Africa ramping up diamond exploration

9th June 2017 By: Robyn Wilkinson - Features Reporter

Africa ramping up diamond exploration

GROUNDWORK ESSENTIAL As a first-stage evaluation of diamond grade, micro-diamond analysis can prevent significant expenditure on the bulk sampling of non- or subeconomic kimberlite

As exploration activity in the African diamond mining industry resurges in expectation of a supply shortfall in the next five to eight years, mining consultant The MSA Group is preparing its facilities to meet a growth in demand for its services.

“Compared with a relatively quiet year in 2016, we have seen a remarkable increase in proposal requests and project conversions in 2017. We were recently awarded the management of a large-diameter drilling programme for macrodiamond recovery for a kimberlite project in Botswana and several studies, including a competent person’s report, on Lesotho kimberlites,” says MSA diamond laboratory manager Hilde Cronwright.

She notes that, historically, diamond producer De Beers dominated the global diamond exploration arena by sampling and using geophysical exploration techniques to systematically explore large areas of Africa and other continents, and analyse the recovered kimberlite indicator minerals (KIMs) geochemically. De Beers identified numerous targets and kimberlites, many of which were considered too small or subeconomical at the time of discovery for further evaluation.

For the past ten years, several companies have been following up on previously discovered kimberlites, testing their diamond grade and economic viability, while also working in known diamond fields to identify smaller kimberlites that may have been overlooked.

Moreover, existing major diamond producers like Debswana – a joint venture (JV) between De Beers and the Botswana government – and Petra Diamonds are conducting mine expansion programmes aimed at increasing production capacities to meet the forecast diamond shortfall within the next ten years. Many of these producers are also reprocessing older tailings to recover diamonds.

Facilities Upgrades
In light of this activity, Johannesburg-based MSA is taking steps to position itself as a leading diamond exploration consultancy in terms of its technological capability and processing capacity.

MSA offers the diamond industry two main ISO 17025-accredited services – a heavy minerals analysis method for exploration samples and a microdiamond analysis (MiDA) method to test the microdiamond content in kimberlite samples using a caustic fusion preparation technique.

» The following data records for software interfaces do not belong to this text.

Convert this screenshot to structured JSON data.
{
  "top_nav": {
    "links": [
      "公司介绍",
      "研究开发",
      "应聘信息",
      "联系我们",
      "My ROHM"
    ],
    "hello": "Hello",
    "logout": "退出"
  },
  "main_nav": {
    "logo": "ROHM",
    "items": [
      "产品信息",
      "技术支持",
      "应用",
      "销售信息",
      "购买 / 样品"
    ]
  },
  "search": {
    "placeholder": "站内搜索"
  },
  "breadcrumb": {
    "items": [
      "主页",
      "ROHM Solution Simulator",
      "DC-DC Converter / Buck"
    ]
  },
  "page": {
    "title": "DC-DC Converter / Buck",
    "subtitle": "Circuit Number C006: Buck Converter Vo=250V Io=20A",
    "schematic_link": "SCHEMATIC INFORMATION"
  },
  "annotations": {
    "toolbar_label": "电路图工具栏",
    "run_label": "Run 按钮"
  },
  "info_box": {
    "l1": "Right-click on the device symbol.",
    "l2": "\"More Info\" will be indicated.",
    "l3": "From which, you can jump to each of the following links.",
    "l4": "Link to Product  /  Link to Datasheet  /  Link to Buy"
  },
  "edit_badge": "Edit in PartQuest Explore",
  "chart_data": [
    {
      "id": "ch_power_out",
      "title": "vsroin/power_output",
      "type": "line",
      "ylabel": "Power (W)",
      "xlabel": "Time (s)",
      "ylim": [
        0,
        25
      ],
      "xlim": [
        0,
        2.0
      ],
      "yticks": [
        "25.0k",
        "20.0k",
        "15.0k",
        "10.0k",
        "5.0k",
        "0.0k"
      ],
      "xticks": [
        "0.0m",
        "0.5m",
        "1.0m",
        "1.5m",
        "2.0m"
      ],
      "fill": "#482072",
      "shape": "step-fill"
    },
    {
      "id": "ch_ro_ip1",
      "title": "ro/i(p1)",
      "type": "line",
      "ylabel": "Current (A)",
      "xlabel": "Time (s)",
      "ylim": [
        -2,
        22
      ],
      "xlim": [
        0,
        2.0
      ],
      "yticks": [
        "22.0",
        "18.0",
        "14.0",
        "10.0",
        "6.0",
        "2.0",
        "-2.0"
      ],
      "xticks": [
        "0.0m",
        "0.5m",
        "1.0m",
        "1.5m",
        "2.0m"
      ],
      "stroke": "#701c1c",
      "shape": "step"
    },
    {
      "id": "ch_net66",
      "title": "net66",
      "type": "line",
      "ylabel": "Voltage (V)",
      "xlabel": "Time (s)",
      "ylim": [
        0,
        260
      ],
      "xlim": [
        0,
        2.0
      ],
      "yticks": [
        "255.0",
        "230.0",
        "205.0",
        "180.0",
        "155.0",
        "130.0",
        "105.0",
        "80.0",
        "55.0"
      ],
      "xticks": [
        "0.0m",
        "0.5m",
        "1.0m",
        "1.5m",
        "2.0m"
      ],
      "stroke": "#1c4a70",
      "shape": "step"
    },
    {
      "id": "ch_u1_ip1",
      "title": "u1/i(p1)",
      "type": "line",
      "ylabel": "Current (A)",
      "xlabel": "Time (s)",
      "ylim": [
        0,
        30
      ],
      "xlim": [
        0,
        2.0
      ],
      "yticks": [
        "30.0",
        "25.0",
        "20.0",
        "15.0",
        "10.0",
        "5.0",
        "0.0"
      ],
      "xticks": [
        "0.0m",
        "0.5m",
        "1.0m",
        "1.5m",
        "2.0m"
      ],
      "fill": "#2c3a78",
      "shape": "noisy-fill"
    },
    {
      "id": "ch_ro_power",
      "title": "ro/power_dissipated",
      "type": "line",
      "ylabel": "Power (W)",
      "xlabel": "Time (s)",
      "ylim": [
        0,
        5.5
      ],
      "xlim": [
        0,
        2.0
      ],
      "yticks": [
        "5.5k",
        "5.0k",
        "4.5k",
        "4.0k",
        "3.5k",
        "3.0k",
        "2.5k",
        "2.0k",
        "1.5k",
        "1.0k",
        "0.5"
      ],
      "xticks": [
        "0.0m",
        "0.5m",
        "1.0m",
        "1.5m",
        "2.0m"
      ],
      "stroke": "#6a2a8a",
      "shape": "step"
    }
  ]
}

Following the closure of inspection, testing and certification specialist SGS South Africa’s caustic fusion preparation facility in 2016, MSA partnered with mining equipment supplier Min-Met Equipment to successfully commission a new custom-built caustic fusion preparation facility in Brakpan, Gauteng, which opened in December.

“This is the only facility in Africa able to perform MiDA and it is ideally placed to service our clients on the continent. We have processed about 800 kg of kimberlite samples to date and achieved an average recovery rate of 97.5% of synthetic diamond spikes, which are used to measure diamond recovery efficiency. These results exceed our quality requirement target of a 90% spike recovery.”

MSA and Min-Met are also developing their capacity to process bulk samples for macrodiamond recovery and, if market conditions require, Cronwright highlights, the company is well positioned to expand its caustic fusion and microdiamond sorting capacity.